Prompt — Copy every line of the data that contains the string "text".

Available data —
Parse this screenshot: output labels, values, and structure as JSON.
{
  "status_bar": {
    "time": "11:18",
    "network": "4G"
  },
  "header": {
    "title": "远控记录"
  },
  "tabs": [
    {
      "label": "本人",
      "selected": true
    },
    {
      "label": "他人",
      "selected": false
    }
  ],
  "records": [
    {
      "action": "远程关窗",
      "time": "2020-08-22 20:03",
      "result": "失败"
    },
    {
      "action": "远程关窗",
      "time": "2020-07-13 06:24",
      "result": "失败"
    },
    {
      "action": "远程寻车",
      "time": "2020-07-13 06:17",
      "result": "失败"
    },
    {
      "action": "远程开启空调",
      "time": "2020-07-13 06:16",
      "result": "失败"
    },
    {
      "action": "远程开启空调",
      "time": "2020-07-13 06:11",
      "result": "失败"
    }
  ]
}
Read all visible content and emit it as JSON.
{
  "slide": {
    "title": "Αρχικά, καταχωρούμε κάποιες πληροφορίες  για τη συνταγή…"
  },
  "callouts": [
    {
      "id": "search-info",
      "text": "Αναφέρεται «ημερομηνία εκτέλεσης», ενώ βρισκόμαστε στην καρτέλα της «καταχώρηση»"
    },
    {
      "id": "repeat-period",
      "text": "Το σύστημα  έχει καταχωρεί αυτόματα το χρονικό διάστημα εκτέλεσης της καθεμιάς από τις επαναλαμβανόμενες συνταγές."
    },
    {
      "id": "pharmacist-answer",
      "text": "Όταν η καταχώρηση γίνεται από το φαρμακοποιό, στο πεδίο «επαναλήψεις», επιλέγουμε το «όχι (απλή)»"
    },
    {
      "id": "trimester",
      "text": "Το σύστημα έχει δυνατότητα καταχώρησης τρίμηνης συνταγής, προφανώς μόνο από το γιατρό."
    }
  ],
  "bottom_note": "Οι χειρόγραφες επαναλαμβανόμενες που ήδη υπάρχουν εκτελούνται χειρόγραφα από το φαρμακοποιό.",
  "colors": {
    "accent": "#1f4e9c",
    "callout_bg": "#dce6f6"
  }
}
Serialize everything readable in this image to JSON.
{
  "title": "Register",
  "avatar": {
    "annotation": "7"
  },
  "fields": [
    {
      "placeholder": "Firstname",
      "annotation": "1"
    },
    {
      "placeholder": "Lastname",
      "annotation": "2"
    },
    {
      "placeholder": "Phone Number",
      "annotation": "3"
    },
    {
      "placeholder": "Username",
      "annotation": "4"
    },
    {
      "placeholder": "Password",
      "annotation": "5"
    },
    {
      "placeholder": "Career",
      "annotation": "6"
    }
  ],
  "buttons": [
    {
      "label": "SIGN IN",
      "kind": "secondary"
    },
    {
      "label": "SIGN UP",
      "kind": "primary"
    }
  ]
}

Task result —
      "text": "Αναφέρεται «ημερομηνία εκτέλεσης», ενώ βρισκόμαστε στην καρτέλα της «καταχώρηση»"
      "text": "Το σύστημα  έχει καταχωρεί αυτόματα το χρονικό διάστημα εκτέλεσης της καθεμιάς από τις επαναλαμβανόμενες συνταγές."
      "text": "Όταν η καταχώρηση γίνεται από το φαρμακοποιό, στο πεδίο «επαναλήψεις», επιλέγουμε το «όχι (απλή)»"
      "text": "Το σύστημα έχει δυνατότητα καταχώρησης τρίμηνης συνταγής, προφανώς μόνο από το γιατρό."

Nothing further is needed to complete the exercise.